Research suggests that, when it comes to early childhood education and care, quality matters most. A growing number of countries are establishing monitoring systems to ensure quality and accountability in these programmes. This new publication explores how countries can develop and use these systems to enhance service and staff quality for the benefit of child development. It offers an international perspective and concrete examples to help policy makers, monitoring experts and practitioners in the field develop their own monitoring policies and practices.
The latest report in the OECD’s Starting Strong series reviews the monitoring systems of 24 jurisdictions and reveals that monitoring does not merely encompass regulatory compliance but is moving towards better understanding what is happening inside an ECEC setting and how a child develops in several areas.
Education has become increasingly important worldwide, including politically.

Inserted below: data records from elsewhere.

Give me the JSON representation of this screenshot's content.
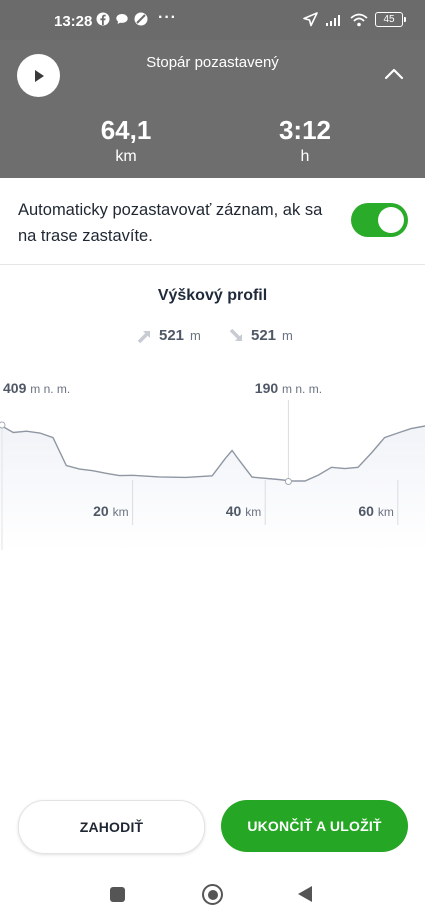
{
  "status_bar": {
    "time": "13:28",
    "dots": "···",
    "battery": "45",
    "icons": [
      "facebook-icon",
      "chat-icon",
      "compass-icon",
      "location-arrow-icon",
      "signal-icon",
      "wifi-icon",
      "battery-icon"
    ]
  },
  "header": {
    "title": "Stopár pozastavený",
    "distance_value": "64,1",
    "distance_unit": "km",
    "time_value": "3:12",
    "time_unit": "h",
    "play_icon": "play-icon",
    "collapse_icon": "chevron-up-icon"
  },
  "auto_pause": {
    "text": "Automaticky pozastavovať záznam, ak sa na trase zastavíte.",
    "enabled": true,
    "toggle_color": "#2bab2a"
  },
  "elevation": {
    "title": "Výškový profil",
    "ascent_value": "521",
    "ascent_unit": "m",
    "descent_value": "521",
    "descent_unit": "m",
    "max_label_value": "409",
    "min_label_value": "190",
    "altitude_unit": "m n. m.",
    "distance_ticks": [
      {
        "value": "20",
        "unit": "km"
      },
      {
        "value": "40",
        "unit": "km"
      },
      {
        "value": "60",
        "unit": "km"
      }
    ]
  },
  "chart_data": {
    "type": "area",
    "x_unit": "km",
    "y_unit": "m n. m.",
    "x": [
      0,
      2,
      4,
      6,
      8,
      10,
      12,
      14,
      16,
      18,
      20,
      24,
      28,
      32,
      34,
      35,
      36,
      38,
      42,
      44,
      46,
      48,
      50,
      52,
      54,
      56,
      58,
      60,
      62,
      64.1
    ],
    "y": [
      409,
      380,
      385,
      378,
      360,
      252,
      238,
      232,
      222,
      213,
      214,
      208,
      206,
      212,
      280,
      310,
      275,
      207,
      198,
      192,
      192,
      215,
      245,
      240,
      245,
      300,
      360,
      378,
      395,
      405
    ],
    "xlim": [
      0,
      64.1
    ],
    "max_point": {
      "x": 0,
      "y": 409
    },
    "min_point": {
      "x": 43.5,
      "y": 190
    },
    "area_color": "#eef1f6",
    "line_color": "#8f97a3"
  },
  "actions": {
    "discard_label": "ZAHODIŤ",
    "save_label": "UKONČIŤ A ULOŽIŤ",
    "save_color": "#25a625"
  },
  "nav": {
    "icons": [
      "recents-square-icon",
      "home-circle-icon",
      "back-triangle-icon"
    ]
  }
}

Probably the key driver for this is economic – the fundamental role of knowledge and skills in underpinning and maintaining prosperity.